One of the most well-known lines in Shakespeare’s plays is Bernardo’s question at the beginning of Hamlet: “Who’s there?”
Who is that ‘who’ and where is that ‘there’? It is a doorway into doubt. But it is also a question that cuts quickly to the ontological core of theatre.
“Who’s there?” can be asked of the characters in the play, just as it can be asked of the actors who embody the characters on stage. Although, as Richard Schechner pointed out, “actors exist in the field of a double negative. They are not themselves, nor are they the characters they impersonate. A theatrical performance takes place between ‘not me…not not me.’ The actress is not Ophelia, but she is not not Ophelia” (64).
It can be asked of the playwright, who is twice removed from the play, while still lingering in the play’s wings. If text is what stands in for the absent author, then the actors on stage stand in for text and author, but also for themselves. This nexus alone epitomises “who’s there?”
It can be asked of the ‘world’ of the play that supports that ‘who’ and that ‘there’; the conventions of writing that structure that ‘world’ and the materials (human and non-human) that give it shape and life on stage.
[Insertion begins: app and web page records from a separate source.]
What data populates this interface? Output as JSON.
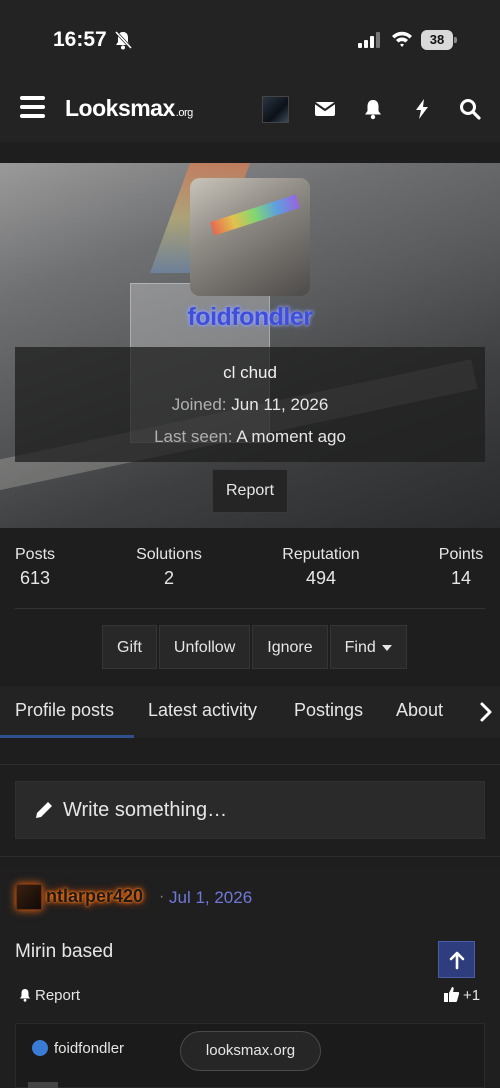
{
  "status_bar": {
    "time": "16:57",
    "battery": "38"
  },
  "nav": {
    "logo_main": "Looksmax",
    "logo_suffix": ".org"
  },
  "profile": {
    "username": "foidfondler",
    "title": "cl chud",
    "joined_label": "Joined:",
    "joined_value": "Jun 11, 2026",
    "last_seen_label": "Last seen:",
    "last_seen_value": "A moment ago",
    "report_label": "Report"
  },
  "stats": [
    {
      "label": "Posts",
      "value": "613"
    },
    {
      "label": "Solutions",
      "value": "2"
    },
    {
      "label": "Reputation",
      "value": "494"
    },
    {
      "label": "Points",
      "value": "14"
    }
  ],
  "actions": {
    "gift": "Gift",
    "unfollow": "Unfollow",
    "ignore": "Ignore",
    "find": "Find"
  },
  "tabs": [
    "Profile posts",
    "Latest activity",
    "Postings",
    "About"
  ],
  "write_placeholder": "Write something…",
  "post": {
    "author": "ntlarper420",
    "separator": "·",
    "date": "Jul 1, 2026",
    "body": "Mirin based",
    "report_label": "Report",
    "likes": "+1"
  },
  "comment": {
    "author": "foidfondler"
  },
  "url_pill": "looksmax.org",
  "colors": {
    "username": "#3f4fd9",
    "accent": "#2d3d7d",
    "date": "#6f78d8",
    "author_glow": "#ff7a18"
  }
}
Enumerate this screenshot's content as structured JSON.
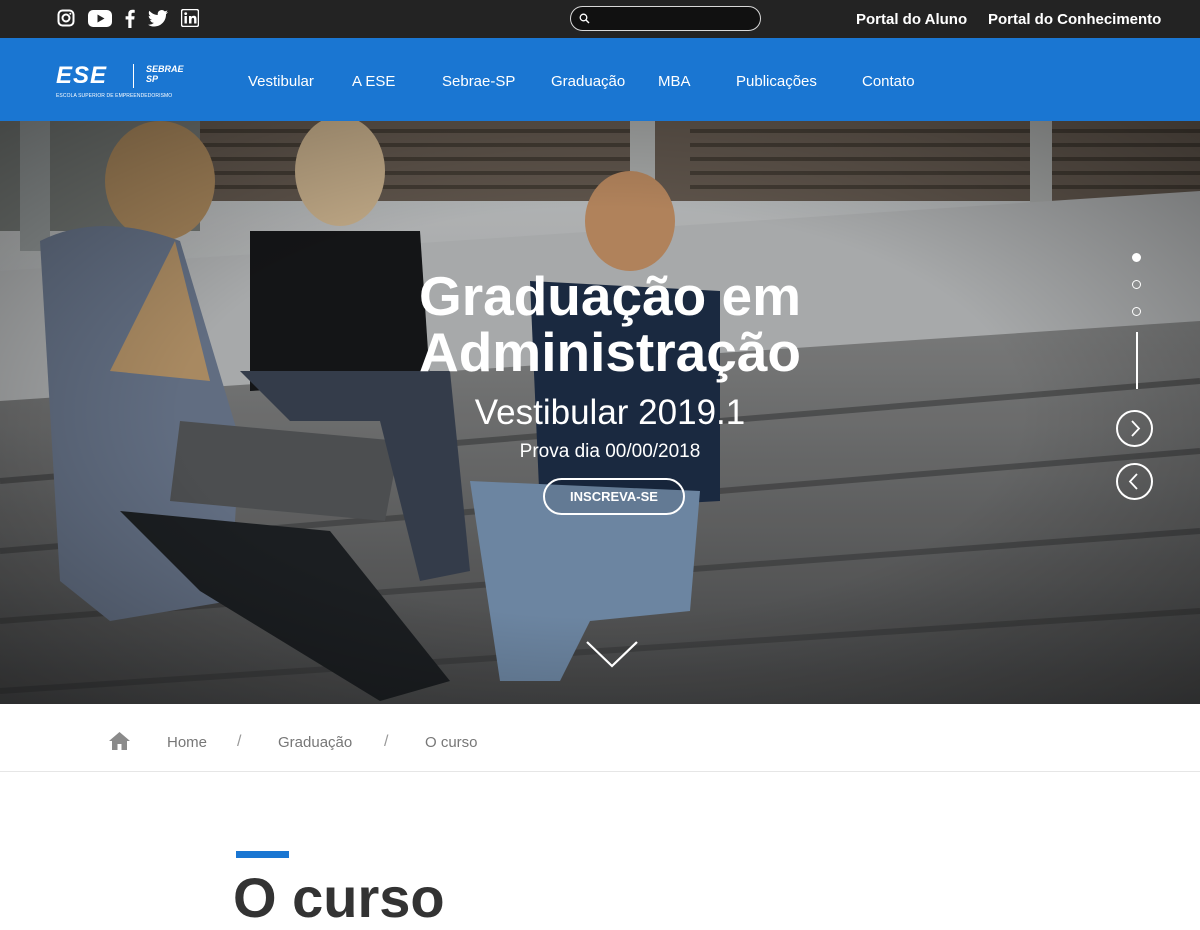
{
  "colors": {
    "topbar": "#232323",
    "brand_blue": "#1a76d2",
    "text_gray": "#777777"
  },
  "topbar": {
    "social_icons": [
      "instagram-icon",
      "youtube-icon",
      "facebook-icon",
      "twitter-icon",
      "linkedin-icon"
    ],
    "search": {
      "value": "",
      "placeholder": ""
    },
    "links": [
      "Portal do Aluno",
      "Portal do Conhecimento"
    ]
  },
  "logo": {
    "text": "ESE",
    "partner": "SEBRAE SP",
    "subtitle": "ESCOLA SUPERIOR DE EMPREENDEDORISMO"
  },
  "nav": {
    "items": [
      "Vestibular",
      "A ESE",
      "Sebrae-SP",
      "Graduação",
      "MBA",
      "Publicações",
      "Contato"
    ]
  },
  "hero": {
    "title_line1": "Graduação em",
    "title_line2": "Administração",
    "subtitle": "Vestibular 2019.1",
    "date": "Prova dia 00/00/2018",
    "cta": "INSCREVA-SE",
    "slides_total": 3,
    "slide_active": 1
  },
  "breadcrumb": {
    "items": [
      "Home",
      "Graduação",
      "O curso"
    ],
    "separator": "/"
  },
  "section": {
    "title": "O curso"
  }
}
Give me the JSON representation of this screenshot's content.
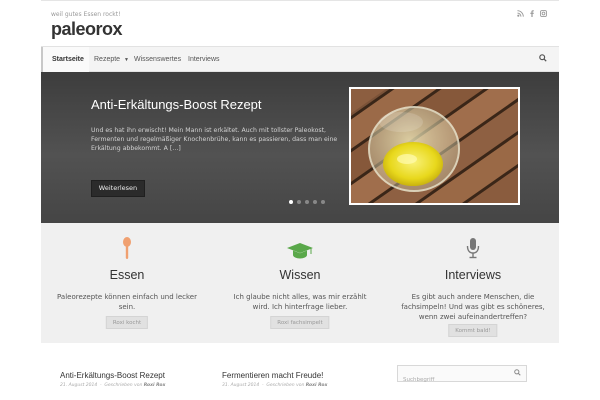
{
  "header": {
    "tagline": "weil gutes Essen rockt!",
    "site_title": "paleorox",
    "social_icons": [
      "rss-icon",
      "facebook-icon",
      "instagram-icon"
    ]
  },
  "nav": {
    "items": [
      {
        "label": "Startseite",
        "active": true
      },
      {
        "label": "Rezepte",
        "has_dropdown": true
      },
      {
        "label": "Wissenswertes"
      },
      {
        "label": "Interviews"
      }
    ],
    "search_icon": "search-icon"
  },
  "slider": {
    "title": "Anti-Erkältungs-Boost Rezept",
    "excerpt": "Und es hat ihn erwischt! Mein Mann ist erkältet. Auch mit tollster Paleokost, Fermenten und regelmäßiger Knochenbrühe, kann es passieren, dass man eine Erkältung abbekommt. A […]",
    "button": "Weiterlesen",
    "slide_count": 5,
    "active_slide": 1
  },
  "features": [
    {
      "icon": "spoon-icon",
      "title": "Essen",
      "text": "Paleorezepte können einfach und lecker sein.",
      "button": "Roxi kocht"
    },
    {
      "icon": "graduation-cap-icon",
      "title": "Wissen",
      "text": "Ich glaube nicht alles, was mir erzählt wird. Ich hinterfrage lieber.",
      "button": "Roxi fachsimpelt"
    },
    {
      "icon": "microphone-icon",
      "title": "Interviews",
      "text": "Es gibt auch andere Menschen, die fachsimpeln! Und was gibt es schöneres, wenn zwei aufeinandertreffen?",
      "button": "Kommt bald!"
    }
  ],
  "posts": [
    {
      "title": "Anti-Erkältungs-Boost Rezept",
      "date": "21. August 2014",
      "meta_prefix": "Geschrieben von",
      "author": "Roxi Rox"
    },
    {
      "title": "Fermentieren macht Freude!",
      "date": "31. August 2014",
      "meta_prefix": "Geschrieben von",
      "author": "Roxi Rox"
    }
  ],
  "search": {
    "placeholder": "Suchbegriff"
  },
  "colors": {
    "accent_orange": "#f0a070",
    "accent_green": "#5aa84a",
    "slider_bg": "#474747",
    "feature_bg": "#f0f0f0"
  }
}
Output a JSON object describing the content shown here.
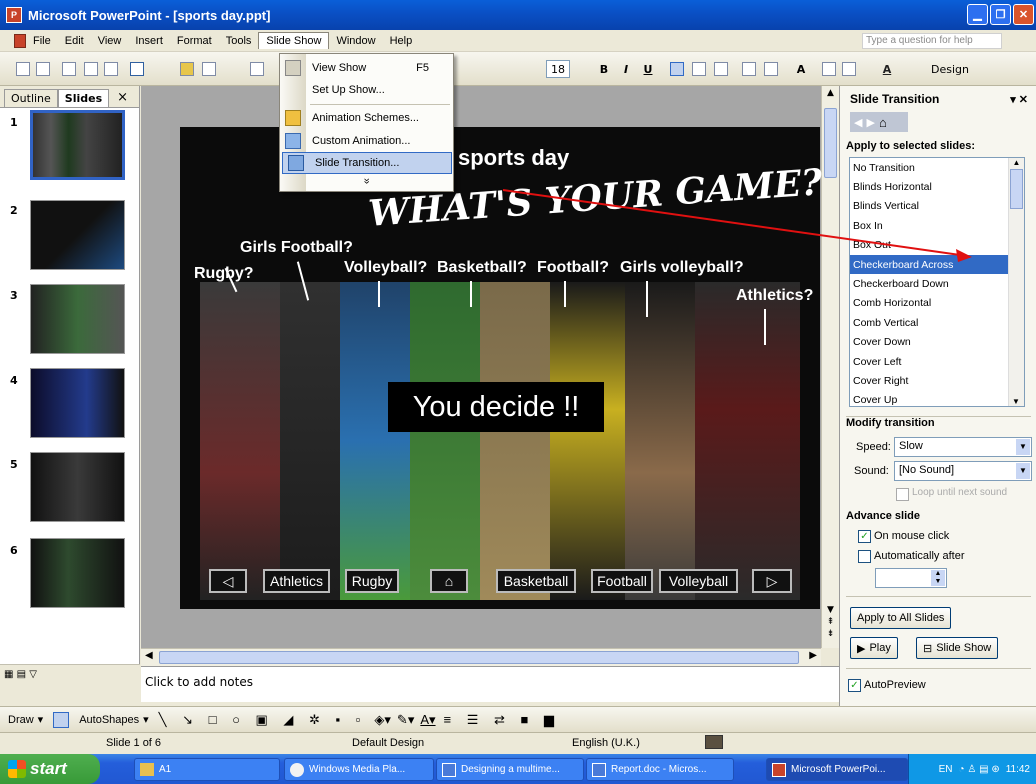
{
  "window": {
    "title": "Microsoft PowerPoint - [sports day.ppt]",
    "app_icon": "P"
  },
  "menu": {
    "items": [
      "File",
      "Edit",
      "View",
      "Insert",
      "Format",
      "Tools",
      "Slide Show",
      "Window",
      "Help"
    ],
    "help_box": "Type a question for help"
  },
  "toolbar": {
    "font_size": "18",
    "bold": "B",
    "italic": "I",
    "underline": "U",
    "design_label": "Design"
  },
  "dropdown": {
    "items": [
      {
        "label": "View Show",
        "shortcut": "F5"
      },
      {
        "label": "Set Up Show..."
      },
      {
        "label": "Animation Schemes..."
      },
      {
        "label": "Custom Animation..."
      },
      {
        "label": "Slide Transition..."
      }
    ],
    "more": "»"
  },
  "left_pane": {
    "tab_outline": "Outline",
    "tab_slides": "Slides",
    "close": "×",
    "thumb_numbers": [
      "1",
      "2",
      "3",
      "4",
      "5",
      "6"
    ]
  },
  "slide": {
    "title": "sports day",
    "subtitle": "WHAT'S YOUR GAME?",
    "labels": [
      "Girls Football?",
      "Rugby?",
      "Volleyball?",
      "Basketball?",
      "Football?",
      "Girls volleyball?",
      "Athletics?"
    ],
    "center": "You decide !!",
    "nav": [
      "Athletics",
      "Rugby",
      "Basketball",
      "Football",
      "Volleyball"
    ]
  },
  "notes": {
    "placeholder": "Click to add notes"
  },
  "task_pane": {
    "title": "Slide Transition",
    "apply_heading": "Apply to selected slides:",
    "transitions": [
      "No Transition",
      "Blinds Horizontal",
      "Blinds Vertical",
      "Box In",
      "Box Out",
      "Checkerboard Across",
      "Checkerboard Down",
      "Comb Horizontal",
      "Comb Vertical",
      "Cover Down",
      "Cover Left",
      "Cover Right",
      "Cover Up"
    ],
    "selected": "Checkerboard Across",
    "modify_heading": "Modify transition",
    "speed_label": "Speed:",
    "speed_value": "Slow",
    "sound_label": "Sound:",
    "sound_value": "[No Sound]",
    "loop_label": "Loop until next sound",
    "advance_heading": "Advance slide",
    "on_click_label": "On mouse click",
    "auto_label": "Automatically after",
    "apply_all": "Apply to All Slides",
    "play": "Play",
    "slide_show": "Slide Show",
    "autopreview": "AutoPreview"
  },
  "drawbar": {
    "draw": "Draw",
    "autoshapes": "AutoShapes"
  },
  "status": {
    "slide": "Slide 1 of 6",
    "design": "Default Design",
    "language": "English (U.K.)"
  },
  "taskbar": {
    "start": "start",
    "tasks": [
      "A1",
      "Windows Media Pla...",
      "Designing a multime...",
      "Report.doc - Micros...",
      "Microsoft PowerPoi..."
    ],
    "lang": "EN",
    "clock": "11:42"
  }
}
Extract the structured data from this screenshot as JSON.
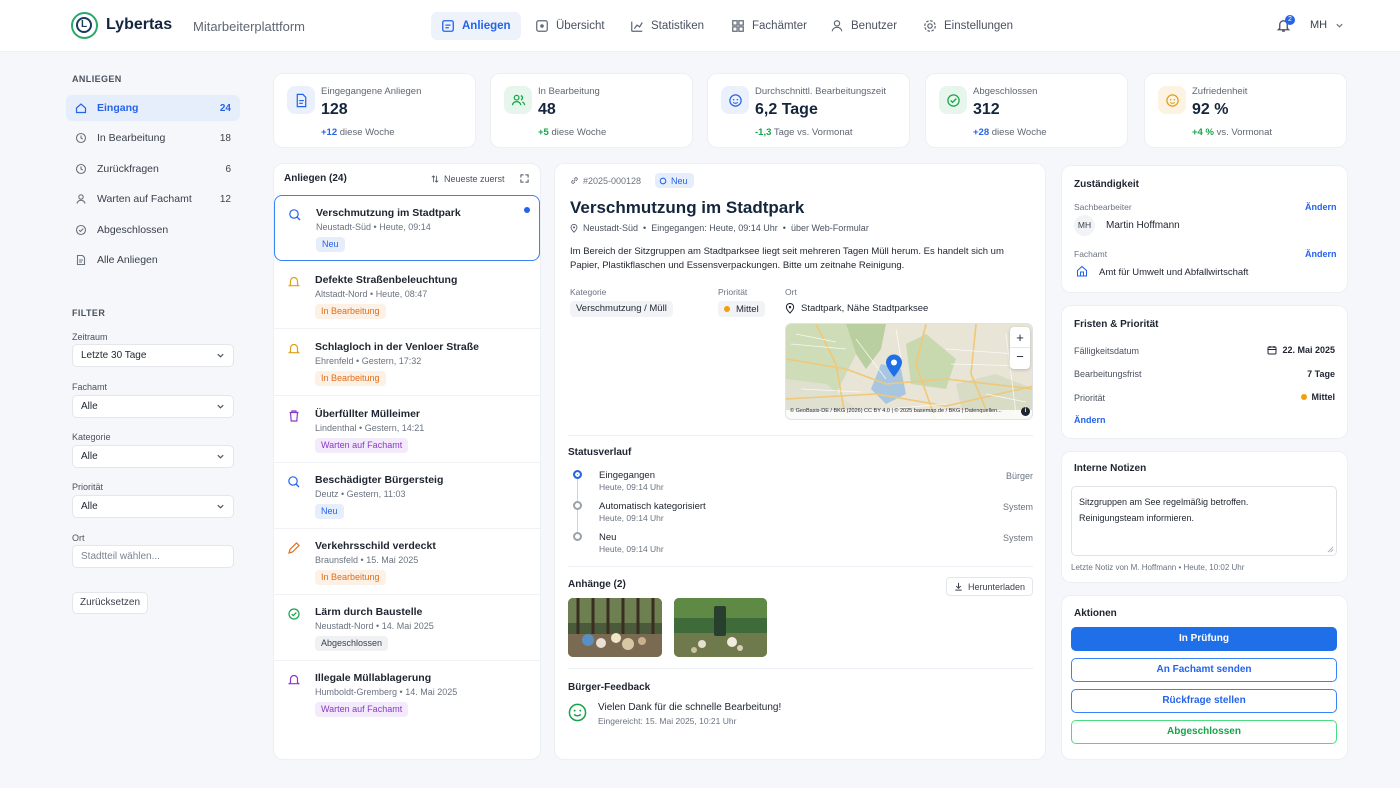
{
  "app": {
    "brand": "Lybertas",
    "logo_letter": "L",
    "platform": "Mitarbeiterplattform",
    "notif_count": "2",
    "user_initials": "MH"
  },
  "nav": [
    {
      "label": "Anliegen",
      "icon": "inbox-icon"
    },
    {
      "label": "Übersicht",
      "icon": "overview-icon"
    },
    {
      "label": "Statistiken",
      "icon": "chart-icon"
    },
    {
      "label": "Fachämter",
      "icon": "grid-icon"
    },
    {
      "label": "Benutzer",
      "icon": "user-icon"
    },
    {
      "label": "Einstellungen",
      "icon": "gear-icon"
    }
  ],
  "sidebar": {
    "heading": "ANLIEGEN",
    "items": [
      {
        "label": "Eingang",
        "count": "24"
      },
      {
        "label": "In Bearbeitung",
        "count": "18"
      },
      {
        "label": "Zurückfragen",
        "count": "6"
      },
      {
        "label": "Warten auf Fachamt",
        "count": "12"
      },
      {
        "label": "Abgeschlossen",
        "count": ""
      },
      {
        "label": "Alle Anliegen",
        "count": ""
      }
    ],
    "filter_heading": "FILTER",
    "filters": [
      {
        "label": "Zeitraum",
        "value": "Letzte 30 Tage"
      },
      {
        "label": "Fachamt",
        "value": "Alle"
      },
      {
        "label": "Kategorie",
        "value": "Alle"
      },
      {
        "label": "Priorität",
        "value": "Alle"
      }
    ],
    "ort_label": "Ort",
    "ort_placeholder": "Stadtteil wählen...",
    "reset": "Zurücksetzen"
  },
  "stats": [
    {
      "label": "Eingegangene Anliegen",
      "value": "128",
      "delta": "+12",
      "suffix": "diese Woche",
      "color": "#2563eb"
    },
    {
      "label": "In Bearbeitung",
      "value": "48",
      "delta": "+5",
      "suffix": "diese Woche",
      "color": "#16a34a"
    },
    {
      "label": "Durchschnittl. Bearbeitungszeit",
      "value": "6,2 Tage",
      "delta": "-1,3",
      "suffix": "Tage vs. Vormonat",
      "color": "#16a34a"
    },
    {
      "label": "Abgeschlossen",
      "value": "312",
      "delta": "+28",
      "suffix": "diese Woche",
      "color": "#2563eb"
    },
    {
      "label": "Zufriedenheit",
      "value": "92 %",
      "delta": "+4 %",
      "suffix": "vs. Vormonat",
      "color": "#16a34a"
    }
  ],
  "list": {
    "title": "Anliegen (24)",
    "sort": "Neueste zuerst",
    "items": [
      {
        "title": "Verschmutzung im Stadtpark",
        "district": "Neustadt-Süd",
        "time": "Heute, 09:14",
        "badge": "Neu"
      },
      {
        "title": "Defekte Straßenbeleuchtung",
        "district": "Altstadt-Nord",
        "time": "Heute, 08:47",
        "badge": "In Bearbeitung"
      },
      {
        "title": "Schlagloch in der Venloer Straße",
        "district": "Ehrenfeld",
        "time": "Gestern, 17:32",
        "badge": "In Bearbeitung"
      },
      {
        "title": "Überfüllter Mülleimer",
        "district": "Lindenthal",
        "time": "Gestern, 14:21",
        "badge": "Warten auf Fachamt"
      },
      {
        "title": "Beschädigter Bürgersteig",
        "district": "Deutz",
        "time": "Gestern, 11:03",
        "badge": "Neu"
      },
      {
        "title": "Verkehrsschild verdeckt",
        "district": "Braunsfeld",
        "time": "15. Mai 2025",
        "badge": "In Bearbeitung"
      },
      {
        "title": "Lärm durch Baustelle",
        "district": "Neustadt-Nord",
        "time": "14. Mai 2025",
        "badge": "Abgeschlossen"
      },
      {
        "title": "Illegale Müllablagerung",
        "district": "Humboldt-Gremberg",
        "time": "14. Mai 2025",
        "badge": "Warten auf Fachamt"
      }
    ]
  },
  "detail": {
    "id": "#2025-000128",
    "status": "Neu",
    "title": "Verschmutzung im Stadtpark",
    "district": "Neustadt-Süd",
    "received": "Eingegangen: Heute, 09:14 Uhr",
    "channel": "über Web-Formular",
    "description": "Im Bereich der Sitzgruppen am Stadtparksee liegt seit mehreren Tagen Müll herum. Es handelt sich um Papier, Plastikflaschen und Essensverpackungen. Bitte um zeitnahe Reinigung.",
    "category_label": "Kategorie",
    "category": "Verschmutzung / Müll",
    "priority_label": "Priorität",
    "priority": "Mittel",
    "location_label": "Ort",
    "location": "Stadtpark, Nähe Stadtparksee",
    "map_attribution": "© GeoBasis-DE / BKG (2026) CC BY 4.0 | © 2025 basemap.de / BKG | Datenquellen...",
    "history_title": "Statusverlauf",
    "history": [
      {
        "name": "Eingegangen",
        "time": "Heute, 09:14 Uhr",
        "source": "Bürger"
      },
      {
        "name": "Automatisch kategorisiert",
        "time": "Heute, 09:14 Uhr",
        "source": "System"
      },
      {
        "name": "Neu",
        "time": "Heute, 09:14 Uhr",
        "source": "System"
      }
    ],
    "attachments_title": "Anhänge (2)",
    "download": "Herunterladen",
    "feedback_title": "Bürger-Feedback",
    "feedback_text": "Vielen Dank für die schnelle Bearbeitung!",
    "feedback_time": "Eingereicht: 15. Mai 2025, 10:21 Uhr"
  },
  "right": {
    "resp_title": "Zuständigkeit",
    "clerk_label": "Sachbearbeiter",
    "change": "Ändern",
    "clerk_initials": "MH",
    "clerk_name": "Martin Hoffmann",
    "office_label": "Fachamt",
    "office": "Amt für Umwelt und Abfallwirtschaft",
    "deadlines_title": "Fristen & Priorität",
    "due_label": "Fälligkeitsdatum",
    "due": "22. Mai 2025",
    "period_label": "Bearbeitungsfrist",
    "period": "7 Tage",
    "prio_label": "Priorität",
    "prio": "Mittel",
    "notes_title": "Interne Notizen",
    "notes_text": "Sitzgruppen am See regelmäßig betroffen.\nReinigungsteam informieren.",
    "notes_meta": "Letzte Notiz von M. Hoffmann • Heute, 10:02 Uhr",
    "actions_title": "Aktionen",
    "actions": [
      "In Prüfung",
      "An Fachamt senden",
      "Rückfrage stellen",
      "Abgeschlossen"
    ]
  }
}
It can be asked of the play’s ‘others,’ which are the other plays or ‘worlds’ with which it communicates, either through textual cross-reference, adaptation, translation, embodiment or other means of representation. The traces that remain from these interactions may not be readily recognisable, they may even circumvent the logic of the archive, but these minute shifts have a cumulative effect over time on the state of a play’s evolving identity. How many Hamlets are there in the world? Too many to count.
The question “Who’s there?” can also be asked of audiences, ‘who’ go ‘there’ to collude in the realisation of this dramatic ‘who’ and ‘there,’ and who participate in this ‘worlding’ experience.
Ethereal Materials asks what “being there” might mean in the context of performance today. It is a research project on the ontological state of performance in an age of the digitalization of everything.
The four keywords in the project’s subtitle, “being and performance in virtual worlds,” function as starting points for a line of inquiry into this topic.
What constitutes a world in today’s digital context? What are its virtual capacities? What does it mean to perform in a virtual world? What does it mean “to be there” in a performance in a virtual world? What is the material status of being in performances in virtual worlds?
The scope of these questions is large. Possibly infinite. In order to keep some grasp on this topic, the project will be based on the following methodology:
- Yuriwaka. This is the practice-led strand of the project. It involves my translation into English of a 16th century text from the Japanese recitative dance form, Kowakamai. The title of the text is 大臣 (Daijin), but the story it portrays is known by many names – among them Yuriwaka. I will then adapt the translation into a mixed media VR installation, which will have at its core, the problem of “being there”.
- Field notes. This is the mapping strand of the project. It involves documenting performance practices in virtual worlds. These worlds may be entirely online, offline, or somewhere in between. The aim here is partly to locate the boundaries of the field, and partly to gain insight into what being in performance might mean for other artists. These notes will include descriptions of experienced worlds and reflections on some of the issues these worlds raise in relation to the project’s core questions. This website will house those notes.
- Critical texts. The third strand of this methodology is bibliographic. It involves the curation of an annotated bibliography of readings that intersect with the project themes. It will allow space for items that may seem radically opposed or totally heterogeneous to this topic. The reason for that, is that all corpuses play a game of hide and seek, revealing truths at the expense of covering others up. This project is mindful of positionality. Not only of its author, your servant here, but of the logic contained within texts as discursive formations, as well as the logic in the performance of the reading of those texts. Which coordinates make the map? Which don’t? This is not a problem I will be in any position to solve. But it is one I will try to keep in plain sight.
- Synthesis. The three strands will merge together in long-form critical writing. This will take essay form with a view to publication.
This is, for now, the basic ground for Ethereal Materials: Being and Performance in Virtual Worlds. I expect tremors and transformations ahead. If any of this is of interest to you, you might consider subscribing to the notes produced here. You can of course opt out any time.
The plan is to run this project over the next two years, possibly extending to a third year. I will be applying for project funding over the months ahead as the parameters and terms of the research become clearer.
The outcomes of the project will include first the mixed-media installation, Yuriwaka. The final form of that project is open-ended at this point, but will find form through experimentation. Another outcome will be the publication of at least one conference presentation, and based on that, a journal article. These are the minimum expected outputs. Other opportunities may arise.
Finally, the project has been set up (initially) on a solo basis. However, any research is always based on the research and creations of others and always in the direction of others. I am very much interested in developing collaborations through this project, so if it is of interest to you or intersects with something you are doing, please do please get in touch and perhaps we can develop some synergy.
Schechner, Richard. Performance Studies: An Introduction. Routledge, 2002.